Our first set of findings from the initial responses will be published in the upcoming ProfitWise News and Views. Upon reviewing the second set of survey responses, we decided to look at two topics that were reoccurring: (1) low-wage jobs and (2) decreases in social service funding.
Many of the jobs held by LMI populations are part-time and/or low wage. Sometimes they provide for a lower standard of living than full-time jobs and fewer (if any) benefits. During the economic recovery, “lower-wage occupations were 21 percent of recession losses, but 58 percent of recovery growth.” This caused a higher percentage of employed workers to be in poverty, as indicated in the chart below.
1. Employed workers in poverty
A higher proportion of low-wage jobs may also explain the difference in survey respondents’ outlook on financial well-being. Although 18 percent of respondents see a long-term decrease in job availability, 40 percent expect a long-term decrease in financial well-being in their communities. Increased low-wage jobs may be augmented by a decrease in social services funding that is supported by the survey responses. As shown by the chart below, the survey respondents expect to see a decrease in funding across all states.
2. Long-term funding changes by state
Two respondents captured the majority sentiment on cuts in social services: “Lack of a state budget and cuts to social services funding has reduced available resources to address lower-income peoples’ needs and is destabilizing nonprofits that provide services.” And “In rural southwestern Wisconsin unemployment is not the major problem. But low wages and lack of benefits is increasing the need for our services.” The respondent comments from Wisconsin are supported by the Center for Economic Development’s “Is Wisconsin Becoming a Low-Wage Economy? Employment Growth in Low, Middle, and High Wage Occupations: 2000-2013” article that highlights that the employment growth in Wisconsin has been concentrated mostly in low-wage occupations.
However, it is important to note that not all respondents were in agreement. There were a few outliers that pointed out “As the economy continues to grow, the LMI population will experience economic upward mobility.”

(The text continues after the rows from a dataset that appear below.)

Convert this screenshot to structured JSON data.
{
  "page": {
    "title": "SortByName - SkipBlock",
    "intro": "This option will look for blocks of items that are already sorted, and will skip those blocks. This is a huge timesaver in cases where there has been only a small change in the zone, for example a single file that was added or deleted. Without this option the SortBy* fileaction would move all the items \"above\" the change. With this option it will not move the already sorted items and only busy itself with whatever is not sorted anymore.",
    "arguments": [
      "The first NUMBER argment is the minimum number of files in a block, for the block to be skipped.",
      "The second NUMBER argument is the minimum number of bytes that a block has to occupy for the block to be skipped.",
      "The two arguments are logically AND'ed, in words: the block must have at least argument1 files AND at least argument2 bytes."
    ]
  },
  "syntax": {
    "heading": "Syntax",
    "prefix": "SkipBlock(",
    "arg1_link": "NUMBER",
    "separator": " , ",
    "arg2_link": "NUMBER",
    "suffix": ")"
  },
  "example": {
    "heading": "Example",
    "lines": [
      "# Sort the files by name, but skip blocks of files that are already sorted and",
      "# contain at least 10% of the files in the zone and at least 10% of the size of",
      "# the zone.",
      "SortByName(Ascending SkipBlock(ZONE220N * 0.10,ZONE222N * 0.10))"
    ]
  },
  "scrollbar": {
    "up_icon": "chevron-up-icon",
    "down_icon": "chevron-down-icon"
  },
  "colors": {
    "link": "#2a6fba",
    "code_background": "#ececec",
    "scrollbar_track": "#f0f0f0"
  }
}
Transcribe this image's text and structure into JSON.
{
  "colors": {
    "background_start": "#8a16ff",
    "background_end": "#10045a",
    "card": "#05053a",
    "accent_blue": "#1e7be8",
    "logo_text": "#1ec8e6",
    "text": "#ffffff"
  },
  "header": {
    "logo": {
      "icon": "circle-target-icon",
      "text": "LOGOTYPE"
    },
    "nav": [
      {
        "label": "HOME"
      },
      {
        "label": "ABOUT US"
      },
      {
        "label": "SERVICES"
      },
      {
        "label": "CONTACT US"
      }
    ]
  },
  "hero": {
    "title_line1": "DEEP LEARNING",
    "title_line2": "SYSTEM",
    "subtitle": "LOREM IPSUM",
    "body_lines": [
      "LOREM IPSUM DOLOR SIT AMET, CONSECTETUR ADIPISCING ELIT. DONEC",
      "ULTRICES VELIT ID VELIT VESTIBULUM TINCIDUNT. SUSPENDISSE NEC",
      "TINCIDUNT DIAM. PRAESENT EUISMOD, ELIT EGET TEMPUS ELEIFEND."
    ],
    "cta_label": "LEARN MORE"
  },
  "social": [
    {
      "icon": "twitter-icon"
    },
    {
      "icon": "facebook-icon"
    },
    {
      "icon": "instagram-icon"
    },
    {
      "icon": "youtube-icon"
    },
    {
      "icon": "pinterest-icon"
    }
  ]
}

The Chicago Federal Reserve is looking to increase participation in this survey. If you work with LMI populations around the Seventh District and would be interested in participating in this survey, contact Emily Engel at Emily.Engel@chi.frb.org.